I awoke yesterday with the intention of verbally blasting U.S. Rep. Charles Bernard Rangel (D.-N.Y.) all over the map for his recent remarks concerning conscription. Rangel is no wallflower, having sat in the House for 35 years, and lashing out during that long tenure at virtually any level-headed policy and almost every individual regardless of rank, party or color.
What awakened my ire now is Rangel’s new effort to sponsor legislation to reinstate the military draft. Frankly, I am dismayed by such an effort and find any such attempt to be asinine at best. Fortunately for the nation, I am not alone. An overwhelming majority of the members of the House and Senate from both sides of the aisle think Charlie Rangel’s proposal is humorous at best, self-serving at worst, and fortunately, with no chance of ever reaching the floor of either legislative body.
I was prepared to say that Charlie Rangel had a lot of gall to try and mess with the military because he himself had never served in it. Wrong! Fortunately, I looked up his record before committing such a faux pas. The man is, after all, a military veteran of the Korean War and a holder of both the Purple Heart and Bronze Star for his service in that conflict.
He is also a very loyal American, as his recent comments concerning the rudeness of Venezuelan strong-man Hugo Chavez confirm. Earlier this fall, Chavez came into this country to speak at the United Nations and other forums in New York as a guest of our State Department and proceeded to lash out at George W. Bush, implying that our President was the devil himself and that his “stink” still emanated from the U.N. podium where he had spoken before Chavez.
Chavez’s rhetoric continued in the same nasty vein in his speeches in Harlem, which encompasses Charlie Rangel’s district. Rangel could have simply agreed with Chavez, especially since Rangel is no admirer of President Bush, but he did not. He showed the class of a true American patriot when he soundly criticized Chavez, saying:
“I want President Chavez to please understand that even though many people in the United States are critical of our president that we resent the fact that he would come to the United States and criticize President Bush…you don’t come into my country, you don’t come into my congressional district and you don’t condemn my president.”
Amen to that and thank you, Charlie, for showing your patriotism and your class.
Sadly, however, that is the end of the love fest with you as your latest position on the military draft is where we must part company.
Upon turning 18 years old, all Americans would have to register for a new military draft, if Rangel, the incoming chairman of the House Ways and Means Committee, has his way. His reasoning for such legislation is that he sees it as a method to deter administrations from launching new wars.
“There is no question in my mind that this President and this administration would never have invaded Iraq, especially on the flimsy evidence that was presented to Congress, if we had a draft and members of Congress and the administration thought that that their kids from their communities would be placed in harm’s way,” Rangel said.
On the face of it, that statement makes little, if any sense. First of all, at least nine members of Congress have children who are now on active duty in the military. For instance, House Armed Services Chairman Duncan Hunter’s (R.-Calif.) son has served in Iraq.

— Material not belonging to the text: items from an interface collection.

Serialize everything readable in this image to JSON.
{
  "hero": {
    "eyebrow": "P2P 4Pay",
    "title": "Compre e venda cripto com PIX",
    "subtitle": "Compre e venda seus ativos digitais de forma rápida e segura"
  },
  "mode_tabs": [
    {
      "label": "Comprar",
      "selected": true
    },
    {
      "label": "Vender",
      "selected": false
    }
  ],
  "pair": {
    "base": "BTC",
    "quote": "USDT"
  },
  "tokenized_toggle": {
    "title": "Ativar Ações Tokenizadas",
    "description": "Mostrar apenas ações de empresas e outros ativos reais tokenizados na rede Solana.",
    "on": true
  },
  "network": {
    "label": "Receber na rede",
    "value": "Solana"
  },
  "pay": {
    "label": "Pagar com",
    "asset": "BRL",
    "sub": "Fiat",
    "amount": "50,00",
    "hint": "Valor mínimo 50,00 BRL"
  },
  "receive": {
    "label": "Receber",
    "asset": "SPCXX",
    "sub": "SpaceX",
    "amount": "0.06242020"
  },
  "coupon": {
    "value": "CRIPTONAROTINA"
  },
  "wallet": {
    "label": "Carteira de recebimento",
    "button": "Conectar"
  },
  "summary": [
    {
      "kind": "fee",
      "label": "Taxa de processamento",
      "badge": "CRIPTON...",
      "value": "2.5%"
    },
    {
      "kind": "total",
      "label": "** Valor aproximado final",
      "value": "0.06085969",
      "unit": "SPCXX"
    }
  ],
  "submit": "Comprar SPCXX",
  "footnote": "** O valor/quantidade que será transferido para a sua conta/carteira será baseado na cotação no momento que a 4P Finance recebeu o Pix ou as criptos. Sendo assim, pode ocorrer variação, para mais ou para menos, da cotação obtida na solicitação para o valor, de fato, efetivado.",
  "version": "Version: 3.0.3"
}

Second, members of the all-volunteer U.S. military force come from across the nation, from every congressional district, without regard for race, politics or religion.
Rangel attempts to say that it is high time that “kids from Yale and Harvard,” from the so-called “privileged class” should have to serve just like anyone else. Well, I guess you didn’t really read the statistics, Charlie, because the facts are that today’s military is very intelligent. Most have attended at least some college and many have graduated from not only undergraduate status including the Ivy League campuses, but from top graduate schools as well. You might want to mention that to Sen. John Kerry (D.-Mass.) as well. Incidentally, my late father started his military career after graduating Harvard as a private in the U.S. Army.
Third, by all accounts, the military is not in need of new conscripts. There are plenty of volunteers who genuinely want to serve their country and want the opportunities that a military career has to offer.
The real problem with demanding a military draft is that it is terribly unfair to those who are currently serving in our armed forces of their own free will. Do you think that a person who has voluntarily put their life on the line wants to end up fighting next to someone who has been forced to join? Rangel doesn’t want to think about that, because all he is really interested in is getting some publicity about the supposed inequities between rich people and the poor. In Harlem, no doubt that sells. However, the fact is that we are all in this world together and until there is real and everlasting peace, we all face the same uncertainties, the same fears, the same emotions of joy and grief no matter how much or how little in material possessions we have.
Charlie Rangel hit an all time high in respect from me for his statements concerning Hugo Chavez, and, as usual and most unfortunately, the press did not give that much coverage at all. Now however he has chosen to grab the limelight on an issue which all Americans should immediately see as a sham. Leave the military alone, Mr. Congressman. You served it well in Korea. Let those who want to serve do the fighting today.